WISE has a mentorship program for undergrads to be mentored by graduate students.
SSE Open House for New Students and their Parents
SSE hosted an open house for first year students and their parents on Thursday, August 22, 2019. After getting their snowballs or king cake or other food items, the attendees went to different classrooms in Boggs and met faculty to learn about different majors and other opportunities at Tulane.
Tulane student shows ‘Right Stuff’ at NASA Glenn Research Center competition
Meghan Bush, an engineering physics senior at Tulane University, interned in the Photovoltaic and Electrochemical Systems Branch, at the NASA Glenn Research Center in Cleveland this summer. As part of her program, Bush won the first GlennTalks Live competition, sponsored by Glenn’s Office of Education.
Competing with over 200 interns, Bush won for her project "Characterizing Photovoltaics in a Near-Space Environment." A panel of NASA professionals based their decision on “who could best demonstrate confidence and ability to communicate the background and significance of their summer project and its relevance to NASA’s mission.”
Tulane Undergraduate Research in Neuroscience (TURN) summer program
This summer, Neuroscience majors who are working in research laboratories on the uptown and downtown campuses met weekly to give oral presentations and discuss their research. On Thursday, August 1, 2019, TURN held its culminating poster session in Tulane's Lavin-Bernick Center. The summer research participants presented posters about their summer research projects to the Tulane Neuroscience community. Dr. Katie Black, Professor of Practice in Neuroscience, directed the program this summer.

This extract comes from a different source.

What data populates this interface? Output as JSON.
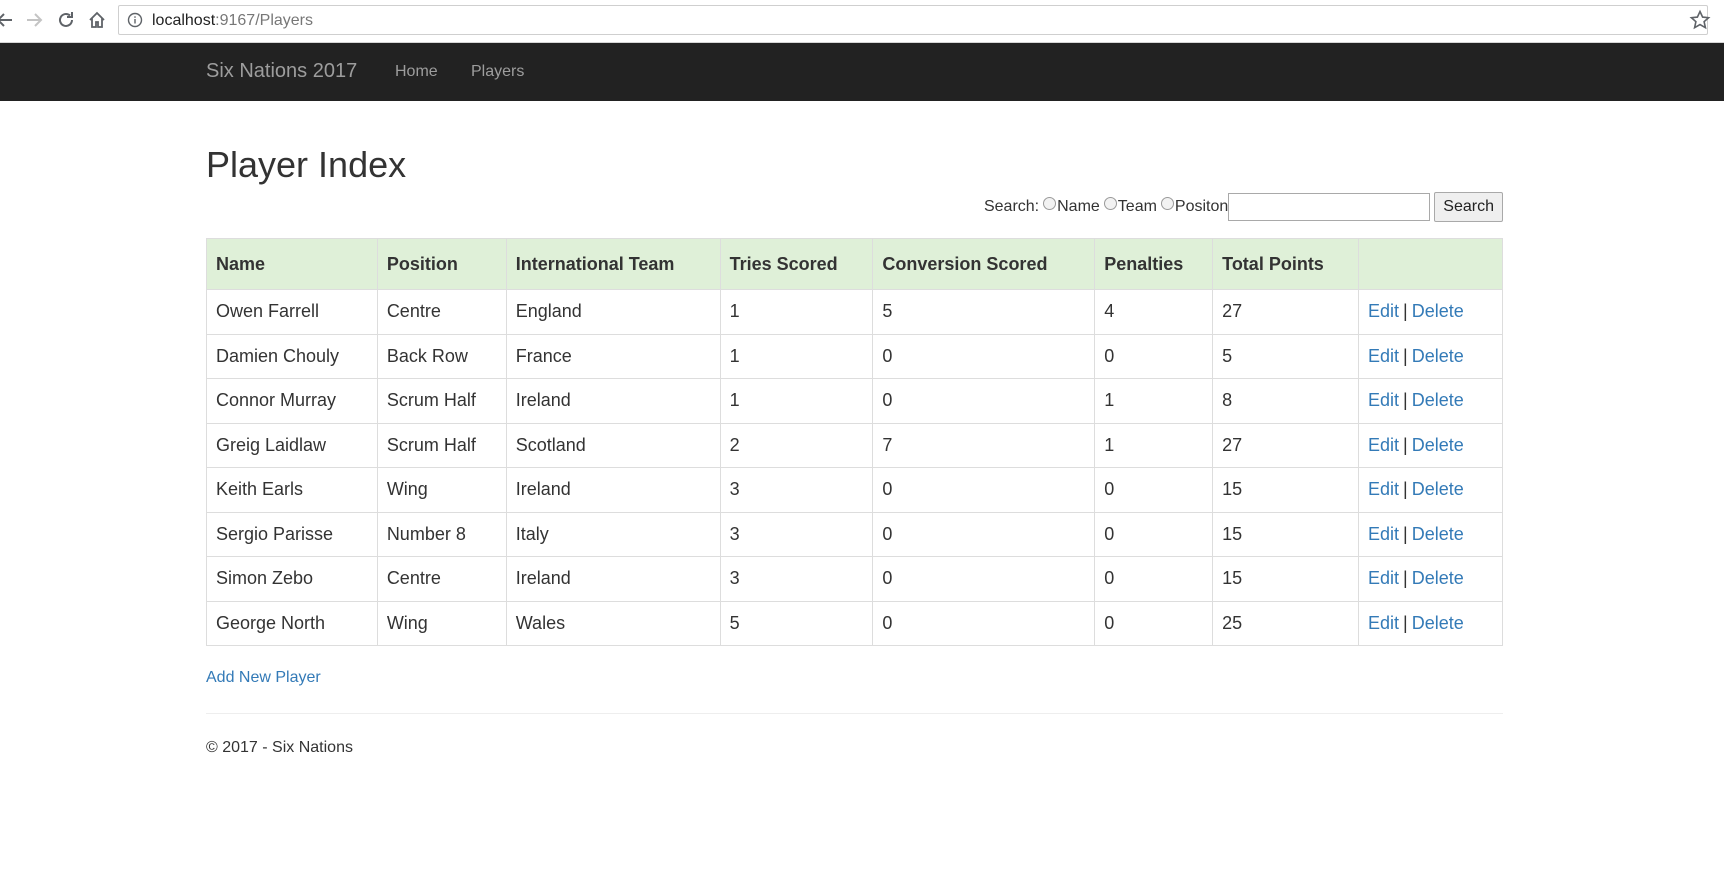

Tulane science in Stockholm!
Twenty-five Tulane students, a staff member from Tulane's Office of Study Abroad, and two SSE faculty members spent four weeks together in Stockholm, Sweden this summer. Each student took two courses, taught by Drs. Donata Henry, Beth Wee, and/or a faculty member from the host institution DIS. When not in class or on class-related field trips, the students explored Stockholm and surrounds including the Nobel Museum, Vasa Museum, and Abba Museum! A day trip to Uppsala gave everyone a chance to learn about Carl Linneas, the Swedish botanist, physician, and zoologist who formalized binomial nomenclature, as well as the Museum of Medical History. Stockholm is famous for its many islands, wooded areas, old town (Gamla Stan), and the wonderful tradition of "fika."